Truancy Diversion Program (TDP) volunteers who commit to a school-year of weekly truancy diversion court sessions on a Clark County School District (CCSD) campus will be recognized on Friday, May 27 at 5:30 p.m. to be held at the Sam’s Town Hotel and Gambling Hall in the Ponderosa Ballroom at 5111 Boulder Hwy. Each of the volunteers will be given an award and the opportunity to share their experience with clearing the way for students to walk on graduation day.
The TDP was established by Judge Gerald Hardcastle in 2002. Since 2007, the program has been overseen by District Court Judge Jennifer Elliott in collaboration with the CCSD. “The volunteer Truancy Diversion Judges are playing an important role in addressing the significant issue of truancy in Clark County. They listen to the kids, hear their issues, encourage and motivate them. They clear a path for the students to graduate and have the opportunity for college or a career,” said Judge Elliott. “The attorneys and other professionals who volunteer as judges find it very rewarding to help these students get on track to graduate. I invite attorneys, mental health professionals and law enforcement officers to be part of the solution to the significant problem of truancy in our schools.”

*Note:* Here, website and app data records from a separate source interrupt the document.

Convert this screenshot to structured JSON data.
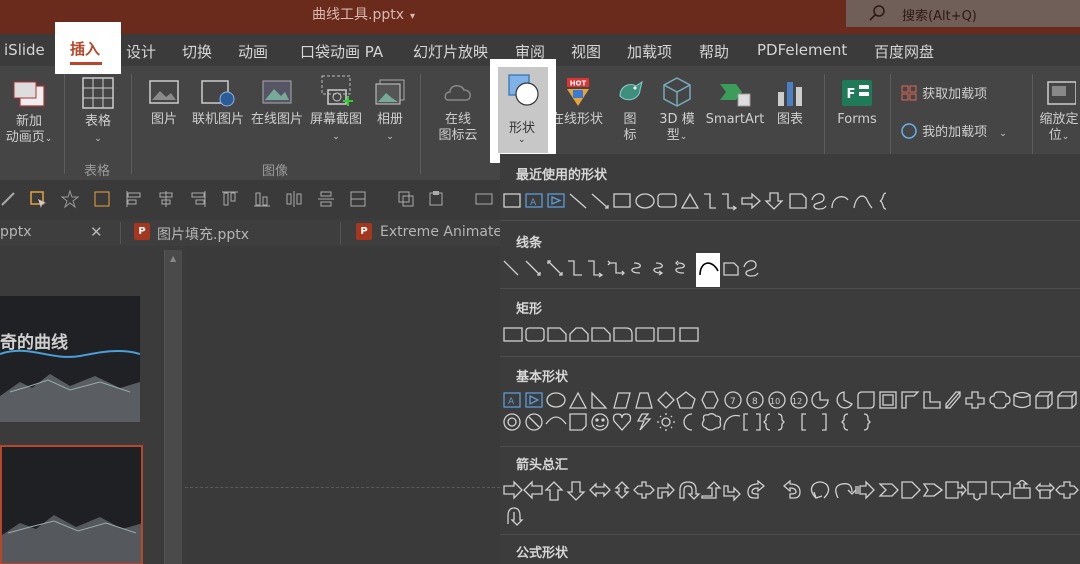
{
  "titlebar": {
    "file_title": "曲线工具.pptx",
    "title_arrow": "▾",
    "search_placeholder": "搜索(Alt+Q)"
  },
  "tabs": [
    "iSlide",
    "插入",
    "设计",
    "切换",
    "动画",
    "口袋动画 PA",
    "幻灯片放映",
    "审阅",
    "视图",
    "加载项",
    "帮助",
    "PDFelement",
    "百度网盘"
  ],
  "active_tab": "插入",
  "ribbon": {
    "new_anim_page": [
      "新加",
      "动画页"
    ],
    "table": "表格",
    "table_group": "表格",
    "picture": "图片",
    "online_picture_linked": "联机图片",
    "online_picture": "在线图片",
    "screenshot": "屏幕截图",
    "album": "相册",
    "image_group": "图像",
    "online_icon_cloud": [
      "在线",
      "图标云"
    ],
    "shapes": "形状",
    "online_shapes": "在线形状",
    "icons": [
      "图",
      "标"
    ],
    "model_3d": [
      "3D 模",
      "型"
    ],
    "smartart": "SmartArt",
    "chart": "图表",
    "forms": "Forms",
    "get_addins": "获取加载项",
    "my_addins": "我的加载项",
    "zoom_to": [
      "缩放定",
      "位"
    ],
    "chevron": "⌄",
    "hot_badge": "HOT"
  },
  "doc_tabs": [
    {
      "label": "pptx"
    },
    {
      "label": "图片填充.pptx"
    },
    {
      "label": "Extreme Animatec"
    }
  ],
  "doc_close": "✕",
  "thumb_title": "奇的曲线",
  "shapes_panel": {
    "sections": [
      "最近使用的形状",
      "线条",
      "矩形",
      "基本形状",
      "箭头总汇",
      "公式形状"
    ]
  },
  "colors": {
    "accent": "#b7472a",
    "titlebar": "#6a2a1c",
    "ribbon": "#454545",
    "panel": "#3c3c3c"
  }
}
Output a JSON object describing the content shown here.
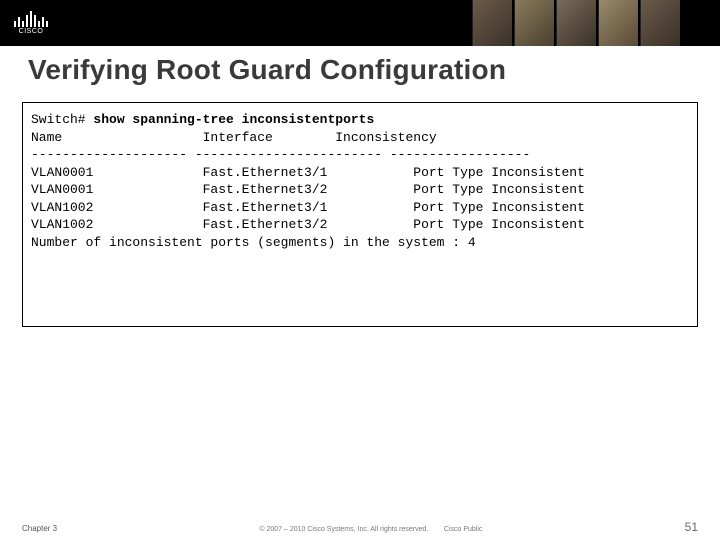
{
  "header": {
    "logo_text": "CISCO"
  },
  "title": "Verifying Root Guard Configuration",
  "terminal": {
    "prompt": "Switch#",
    "command": "show spanning-tree inconsistentports",
    "col_headers": [
      "Name",
      "Interface",
      "Inconsistency"
    ],
    "separators": [
      "--------------------",
      "------------------------",
      "------------------"
    ],
    "rows": [
      {
        "name": "VLAN0001",
        "interface": "Fast.Ethernet3/1",
        "inconsistency": "Port Type Inconsistent"
      },
      {
        "name": "VLAN0001",
        "interface": "Fast.Ethernet3/2",
        "inconsistency": "Port Type Inconsistent"
      },
      {
        "name": "VLAN1002",
        "interface": "Fast.Ethernet3/1",
        "inconsistency": "Port Type Inconsistent"
      },
      {
        "name": "VLAN1002",
        "interface": "Fast.Ethernet3/2",
        "inconsistency": "Port Type Inconsistent"
      }
    ],
    "summary": "Number of inconsistent ports (segments) in the system : 4"
  },
  "footer": {
    "chapter": "Chapter 3",
    "copyright": "© 2007 – 2010  Cisco Systems, Inc. All rights reserved.",
    "classification": "Cisco Public",
    "page": "51"
  }
}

Clark County reported over 240,000 truant children for school-year 2014-2015.Those without a high school diploma face higher prospects of unemployment and the associated negative consequences. This collaborative effort between the CCSD has been structured to prevent and reduce youth crime, re-engage students in learning, and ultimately, reduce potential costs to our welfare and justice systems. It is a non-punitive, incentive-based approach to at-risk school students with truancy problems. A team (judge, family advocate, school personnel) works with the students and their families.
Judges, attorneys, mental health professionals and law enforcement officers volunteer approximately three hours each week to and hold truancy court sessions at schools, where they meet individually with students and their parents. They review the students’ attendance, school work, and progress to ensure that students have the resources they need to be successful. The TDP judges promote and support academic achievement using a team effort and an individual student success plan. Since 2007, the TDP has expanded from six to 80 schools including elementary, middle schools and high schools. The goal of the Eighth Judicial District Court Family Division is to continue to expand until all Clark County schools have a TDP program.
“The Truancy Diversion volunteers, along with Judge Elliott and her team, have accomplished much to fill some of the gaps to get students struggling with attendance on track and in school,” said Presiding Family Court Judge Charles Hoskin. “Their efforts are making a difference in the lives of young people and improving their chances for success.”
If you are a licensed attorney, mental health professional or law enforcement officer and are interested in volunteering as a TDP judge for this Specialty Court program please contact DeDe Parker at: 702-321-2410.The Family Court youth programs are a great example of how the Eighth Judicial District Court is using alternative, efficient methods to address crime and ensure justice. District Court continuously works to develop innovative ideas, improve efficiencies, address issues and improve access to justice.